Some 109 homes are offered for rent for Super Bowl week

Gary Wood, 50, said he chose to place an advertisement for his two-bedroom house in the 109 on Craigslist on Wednesday because he did not notice that any real estate agencies were advertising home rentals for the Super Bowl.

After he considered his past success with advertising on Craigslist, he then realized the potential for financial gain from the endeavor.

Wood is one of a number of independent home and apartment owners in the 109 who are seeking opportunities to rent their residences for the Super Bowl by advertising on websites such as Craigslist.

Wood said his house would be available for three or four nights at $1,400 per night. The cost was determined by its proximity to both ESPN’s coverage and the Omni Hotel, where the AFC Championship team will be staying, Wood said.

Ashley Conlon, manager of the Judge Fite office of Century 21, said she has heard that most real estate agencies in the 109 are not pursuing the opportunity because of legal risks. The city put a list of rental restrictions on its website early in January, restrictions that include requiring a written lease of at least 30 days and allowing no subleasing during that period.

Representatives from Williams Trew Real Estate Services, who asked that their names not be used, said the company was choosing not to pursue Super Bowl rentals for liability and legal reasons.

Wood said he has yet to hear back about his Craigslist ad, but he does not think there is significant risk and will not require any form of background checks for those interested.
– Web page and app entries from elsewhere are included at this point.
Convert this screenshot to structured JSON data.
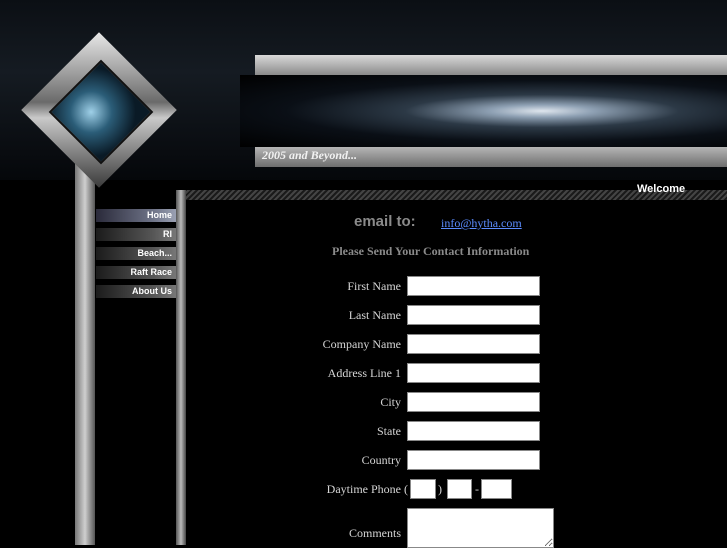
{
  "header": {
    "tagline": "2005 and Beyond..."
  },
  "nav": {
    "items": [
      {
        "label": "Home"
      },
      {
        "label": "RI"
      },
      {
        "label": "Beach..."
      },
      {
        "label": "Raft Race"
      },
      {
        "label": "About Us"
      }
    ],
    "welcome": "Welcome"
  },
  "contact": {
    "email_label": "email to:",
    "email_link": "info@hytha.com",
    "heading": "Please Send Your Contact Information"
  },
  "form": {
    "fields": {
      "first_name": {
        "label": "First Name",
        "value": ""
      },
      "last_name": {
        "label": "Last Name",
        "value": ""
      },
      "company_name": {
        "label": "Company Name",
        "value": ""
      },
      "address_line_1": {
        "label": "Address Line 1",
        "value": ""
      },
      "city": {
        "label": "City",
        "value": ""
      },
      "state": {
        "label": "State",
        "value": ""
      },
      "country": {
        "label": "Country",
        "value": ""
      },
      "daytime_phone": {
        "label": "Daytime Phone",
        "open_paren": "(",
        "close_paren": ")",
        "dash": "-"
      },
      "comments": {
        "label": "Comments",
        "value": ""
      }
    }
  },
  "colors": {
    "background": "#000000",
    "link": "#5b8cff",
    "muted_text": "#8a8a8a",
    "label_text": "#d6d6d6"
  }
}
While Wood said he was not worried about the risk, Chris Larson said he would be more cautious before considering any offers—he will require an extra $35 for a background check.

“One part of the logistics is that we would have to remove our belongings,” Larson said.

According to, the website Larson made to advertise the home, he will ask $1,500 per night to rent his four-bedroom, three-bathroom home, which can house between six and 10 people. He said he determined the price by comparing his home to other listings he found from past Super Bowls.

Larson said he decided to rent his home out after reading articles about others who had rented out their homes during past Super Bowls. He said he made sure to research before making his decision, but it is still an experiment.

“It’s a catch-as-catch-can situation,” he said. “It’s a pretty good amount of money (to rent the house), so the only way it would work would be with three or four couples.”

The $1,500 nightly rate would include a fully-stocked kitchen and the potential for a maid service, Larson said.

And despite the amenities Larson is offering, he said he has not heard back from anyone and time is running out.

“I was hoping to get a response earlier in January or even late December,” he said. “If nobody bites by mid next week, it will be too late to get it ready.”

Opportunity is running out, too, Larson said.

“This is the only Super Bowl we’ll have,” he said. “It’s a one-shot deal.”